──────── Provided records ────────
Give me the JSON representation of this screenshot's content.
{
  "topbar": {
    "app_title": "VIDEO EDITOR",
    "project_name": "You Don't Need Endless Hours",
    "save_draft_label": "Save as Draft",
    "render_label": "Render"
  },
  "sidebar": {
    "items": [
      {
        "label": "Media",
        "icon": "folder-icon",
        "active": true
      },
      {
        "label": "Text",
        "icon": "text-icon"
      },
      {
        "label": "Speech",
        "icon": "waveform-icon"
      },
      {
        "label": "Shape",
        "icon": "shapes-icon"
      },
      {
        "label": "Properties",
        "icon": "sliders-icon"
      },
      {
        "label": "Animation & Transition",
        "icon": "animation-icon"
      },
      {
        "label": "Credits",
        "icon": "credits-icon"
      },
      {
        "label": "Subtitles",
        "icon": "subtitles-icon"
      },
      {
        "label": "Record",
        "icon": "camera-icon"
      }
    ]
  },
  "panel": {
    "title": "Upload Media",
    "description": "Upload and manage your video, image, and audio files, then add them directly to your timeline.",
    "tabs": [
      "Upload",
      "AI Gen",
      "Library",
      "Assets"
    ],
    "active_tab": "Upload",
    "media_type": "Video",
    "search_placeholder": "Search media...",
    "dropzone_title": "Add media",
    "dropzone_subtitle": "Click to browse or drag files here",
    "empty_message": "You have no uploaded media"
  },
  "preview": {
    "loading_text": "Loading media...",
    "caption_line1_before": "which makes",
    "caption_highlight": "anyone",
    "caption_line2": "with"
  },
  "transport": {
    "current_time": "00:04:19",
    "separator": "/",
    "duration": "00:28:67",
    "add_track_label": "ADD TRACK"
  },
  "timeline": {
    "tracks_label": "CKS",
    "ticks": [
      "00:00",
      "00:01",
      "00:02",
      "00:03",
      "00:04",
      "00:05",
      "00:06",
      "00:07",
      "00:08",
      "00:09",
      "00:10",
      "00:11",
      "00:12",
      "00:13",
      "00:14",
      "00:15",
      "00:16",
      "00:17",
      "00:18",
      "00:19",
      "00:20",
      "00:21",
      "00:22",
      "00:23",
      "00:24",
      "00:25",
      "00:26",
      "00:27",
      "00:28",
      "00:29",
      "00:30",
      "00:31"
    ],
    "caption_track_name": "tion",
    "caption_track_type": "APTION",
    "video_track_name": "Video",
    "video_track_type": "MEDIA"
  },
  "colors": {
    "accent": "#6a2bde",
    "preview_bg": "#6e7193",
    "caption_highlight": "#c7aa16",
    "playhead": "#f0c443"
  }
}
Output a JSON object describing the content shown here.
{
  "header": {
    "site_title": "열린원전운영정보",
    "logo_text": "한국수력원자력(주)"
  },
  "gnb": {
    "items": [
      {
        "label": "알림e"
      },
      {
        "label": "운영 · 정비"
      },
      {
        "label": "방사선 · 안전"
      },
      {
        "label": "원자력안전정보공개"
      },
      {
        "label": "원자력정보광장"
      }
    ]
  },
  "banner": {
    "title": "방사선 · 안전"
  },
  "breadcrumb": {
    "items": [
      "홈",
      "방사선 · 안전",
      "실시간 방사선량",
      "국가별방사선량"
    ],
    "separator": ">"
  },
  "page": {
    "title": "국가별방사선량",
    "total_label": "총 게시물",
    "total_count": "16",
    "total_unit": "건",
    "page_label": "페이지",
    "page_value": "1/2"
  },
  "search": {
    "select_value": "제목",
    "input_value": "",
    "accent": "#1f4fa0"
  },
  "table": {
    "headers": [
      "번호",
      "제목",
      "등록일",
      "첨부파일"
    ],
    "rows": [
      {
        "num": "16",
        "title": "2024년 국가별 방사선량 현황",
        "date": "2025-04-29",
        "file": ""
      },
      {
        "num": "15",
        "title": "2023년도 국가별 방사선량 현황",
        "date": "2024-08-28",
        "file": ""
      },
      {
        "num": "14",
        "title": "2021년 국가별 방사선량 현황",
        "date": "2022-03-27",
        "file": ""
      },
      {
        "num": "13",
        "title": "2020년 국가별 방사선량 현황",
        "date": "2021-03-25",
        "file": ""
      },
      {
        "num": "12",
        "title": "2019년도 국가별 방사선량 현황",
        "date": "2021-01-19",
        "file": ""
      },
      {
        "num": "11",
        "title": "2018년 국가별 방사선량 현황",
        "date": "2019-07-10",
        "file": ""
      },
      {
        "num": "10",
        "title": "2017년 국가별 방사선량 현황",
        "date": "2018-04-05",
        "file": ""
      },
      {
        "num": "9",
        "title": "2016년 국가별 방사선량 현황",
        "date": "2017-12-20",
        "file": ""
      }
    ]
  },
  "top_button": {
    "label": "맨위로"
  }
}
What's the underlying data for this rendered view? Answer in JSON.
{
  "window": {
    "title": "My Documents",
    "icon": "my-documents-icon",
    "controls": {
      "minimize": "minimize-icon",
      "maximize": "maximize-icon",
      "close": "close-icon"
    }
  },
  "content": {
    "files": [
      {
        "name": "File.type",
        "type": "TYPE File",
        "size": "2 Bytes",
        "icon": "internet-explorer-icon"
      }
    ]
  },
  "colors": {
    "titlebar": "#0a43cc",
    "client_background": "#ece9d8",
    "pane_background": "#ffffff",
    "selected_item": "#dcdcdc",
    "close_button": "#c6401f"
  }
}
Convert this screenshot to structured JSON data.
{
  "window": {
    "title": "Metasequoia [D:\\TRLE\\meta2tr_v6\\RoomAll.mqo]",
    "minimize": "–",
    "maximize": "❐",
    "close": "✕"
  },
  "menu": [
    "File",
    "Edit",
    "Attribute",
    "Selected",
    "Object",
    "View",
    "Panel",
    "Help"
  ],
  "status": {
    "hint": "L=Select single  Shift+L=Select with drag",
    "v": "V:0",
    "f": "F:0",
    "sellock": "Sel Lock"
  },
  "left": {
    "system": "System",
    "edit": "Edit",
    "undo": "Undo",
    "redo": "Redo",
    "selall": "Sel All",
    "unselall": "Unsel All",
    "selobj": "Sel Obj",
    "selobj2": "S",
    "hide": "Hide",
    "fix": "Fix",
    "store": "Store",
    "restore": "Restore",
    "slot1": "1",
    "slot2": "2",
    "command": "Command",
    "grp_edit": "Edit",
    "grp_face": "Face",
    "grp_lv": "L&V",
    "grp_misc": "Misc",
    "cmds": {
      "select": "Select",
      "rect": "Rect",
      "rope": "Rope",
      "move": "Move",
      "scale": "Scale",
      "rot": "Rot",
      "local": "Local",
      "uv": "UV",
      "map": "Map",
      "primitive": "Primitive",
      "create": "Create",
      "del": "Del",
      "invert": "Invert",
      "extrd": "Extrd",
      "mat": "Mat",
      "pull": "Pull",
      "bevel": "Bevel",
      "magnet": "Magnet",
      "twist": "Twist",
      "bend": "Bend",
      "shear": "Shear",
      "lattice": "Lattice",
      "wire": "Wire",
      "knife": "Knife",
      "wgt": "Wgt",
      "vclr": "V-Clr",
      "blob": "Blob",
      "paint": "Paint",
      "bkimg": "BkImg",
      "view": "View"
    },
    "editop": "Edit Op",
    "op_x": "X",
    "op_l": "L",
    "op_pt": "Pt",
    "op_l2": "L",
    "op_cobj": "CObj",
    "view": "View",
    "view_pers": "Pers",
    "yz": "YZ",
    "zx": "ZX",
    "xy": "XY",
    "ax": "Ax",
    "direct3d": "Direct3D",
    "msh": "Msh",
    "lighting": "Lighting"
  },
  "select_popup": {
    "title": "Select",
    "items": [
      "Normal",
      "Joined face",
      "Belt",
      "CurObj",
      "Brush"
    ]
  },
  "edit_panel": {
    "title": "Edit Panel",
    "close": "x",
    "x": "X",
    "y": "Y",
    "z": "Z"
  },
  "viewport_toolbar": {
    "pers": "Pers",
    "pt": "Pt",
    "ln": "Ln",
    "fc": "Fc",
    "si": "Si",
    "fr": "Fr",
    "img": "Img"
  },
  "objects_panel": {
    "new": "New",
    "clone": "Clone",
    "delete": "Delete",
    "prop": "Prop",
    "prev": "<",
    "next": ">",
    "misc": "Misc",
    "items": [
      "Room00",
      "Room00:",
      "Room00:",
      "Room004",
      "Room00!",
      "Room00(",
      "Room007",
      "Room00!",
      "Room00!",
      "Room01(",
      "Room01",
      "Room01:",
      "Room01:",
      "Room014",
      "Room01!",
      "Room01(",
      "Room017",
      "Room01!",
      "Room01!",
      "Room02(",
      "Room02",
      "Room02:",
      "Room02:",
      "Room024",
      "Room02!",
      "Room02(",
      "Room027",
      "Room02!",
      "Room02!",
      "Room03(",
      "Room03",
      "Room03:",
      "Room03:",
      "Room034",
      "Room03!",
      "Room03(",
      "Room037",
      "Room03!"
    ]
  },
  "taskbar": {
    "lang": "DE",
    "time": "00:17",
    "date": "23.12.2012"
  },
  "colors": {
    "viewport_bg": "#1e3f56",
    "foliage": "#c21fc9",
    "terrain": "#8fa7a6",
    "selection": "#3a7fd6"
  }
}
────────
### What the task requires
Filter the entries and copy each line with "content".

### Solution to this problem
Give me the JSON representation of this screenshot's content.
Output a JSON object describing the content shown here.
  "content": {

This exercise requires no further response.